So, what’s the big deal with substorms? Well, they increase heavy ion flux in the inner magnetosphere. In simple terms, this means that during a substorm, there’s a surge of charged particles like ions in space near Earth. These ions play a crucial role in space weather, affecting things like GPS satellites and geostationary orbit satellites.
The IIG scientists used data from instruments on board the Radiation Belt Storm Probes (RBSP) spacecraft to study 22 substorm events from 2018. They focused on understanding magnetic field depolarization, which is a change in the local magnetic field during substorms, and how it relates to the influx of energetic O+ and H+ ions.
Their findings were published in the journal Advances in Space Research. The study unraveled the role of the plasma sheet in transporting and accelerating ions during substorms. Why is this important? Well, the plasma in space near Earth, known as Geospace, is usually made up of H+ ions. But sometimes, the proportion of O+ ions suddenly increases, and that changes the dynamics of Geospace.
Why does this matter to us? Understanding these ion composition changes helps scientists pinpoint their cause and origin. This knowledge is vital for improving space weather forecasting. With accurate forecasts, we can better protect our satellites, power grids, and even astronauts in space.

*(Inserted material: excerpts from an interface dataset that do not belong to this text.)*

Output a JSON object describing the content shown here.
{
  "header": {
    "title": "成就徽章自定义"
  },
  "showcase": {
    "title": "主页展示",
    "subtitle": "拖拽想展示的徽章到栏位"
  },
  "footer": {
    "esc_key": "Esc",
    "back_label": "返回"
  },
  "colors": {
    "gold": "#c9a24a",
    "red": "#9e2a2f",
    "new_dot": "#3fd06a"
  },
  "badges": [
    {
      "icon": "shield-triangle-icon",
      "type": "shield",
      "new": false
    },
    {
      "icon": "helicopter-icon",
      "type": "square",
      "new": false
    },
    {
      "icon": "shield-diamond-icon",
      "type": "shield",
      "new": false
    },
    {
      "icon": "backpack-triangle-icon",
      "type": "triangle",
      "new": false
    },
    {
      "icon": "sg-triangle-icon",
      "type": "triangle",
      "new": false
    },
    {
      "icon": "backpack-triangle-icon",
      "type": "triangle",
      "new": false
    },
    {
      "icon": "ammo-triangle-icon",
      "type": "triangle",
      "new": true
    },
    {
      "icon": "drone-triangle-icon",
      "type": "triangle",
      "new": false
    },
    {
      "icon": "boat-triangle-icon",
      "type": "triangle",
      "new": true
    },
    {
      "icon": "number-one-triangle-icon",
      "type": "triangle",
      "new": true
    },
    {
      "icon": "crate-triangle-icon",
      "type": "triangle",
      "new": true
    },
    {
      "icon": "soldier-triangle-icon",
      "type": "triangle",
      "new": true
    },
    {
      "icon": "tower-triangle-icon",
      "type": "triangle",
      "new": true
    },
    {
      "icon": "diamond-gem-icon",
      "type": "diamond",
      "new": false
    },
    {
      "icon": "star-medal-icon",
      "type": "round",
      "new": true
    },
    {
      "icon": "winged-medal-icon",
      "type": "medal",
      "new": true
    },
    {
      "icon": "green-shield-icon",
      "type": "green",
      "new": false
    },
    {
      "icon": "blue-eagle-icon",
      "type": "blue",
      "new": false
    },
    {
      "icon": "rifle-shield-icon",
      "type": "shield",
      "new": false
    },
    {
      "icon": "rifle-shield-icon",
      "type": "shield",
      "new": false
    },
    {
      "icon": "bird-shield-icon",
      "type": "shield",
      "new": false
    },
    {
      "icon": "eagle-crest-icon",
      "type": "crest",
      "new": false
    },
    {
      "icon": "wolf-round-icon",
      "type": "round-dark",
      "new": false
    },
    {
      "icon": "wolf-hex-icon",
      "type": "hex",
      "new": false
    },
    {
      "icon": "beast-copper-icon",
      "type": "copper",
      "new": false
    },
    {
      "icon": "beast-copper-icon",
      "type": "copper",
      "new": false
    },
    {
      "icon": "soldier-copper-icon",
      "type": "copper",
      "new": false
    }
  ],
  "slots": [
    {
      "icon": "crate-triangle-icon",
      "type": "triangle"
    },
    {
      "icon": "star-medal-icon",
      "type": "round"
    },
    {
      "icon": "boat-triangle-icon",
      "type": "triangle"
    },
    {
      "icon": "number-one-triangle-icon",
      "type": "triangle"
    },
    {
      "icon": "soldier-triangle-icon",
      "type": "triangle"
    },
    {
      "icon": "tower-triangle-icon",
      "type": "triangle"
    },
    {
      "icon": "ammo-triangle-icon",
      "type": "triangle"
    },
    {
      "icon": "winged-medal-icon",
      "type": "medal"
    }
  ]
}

In essence, studying substorms and the variations in ion flux they bring is like deciphering a puzzle. It helps scientists unravel the mysteries of space weather, particularly in the region close to Earth. With this knowledge, we can prepare for and mitigate the effects of space weather events, ensuring the reliability of our technology and the safety of our explorations beyond our planet.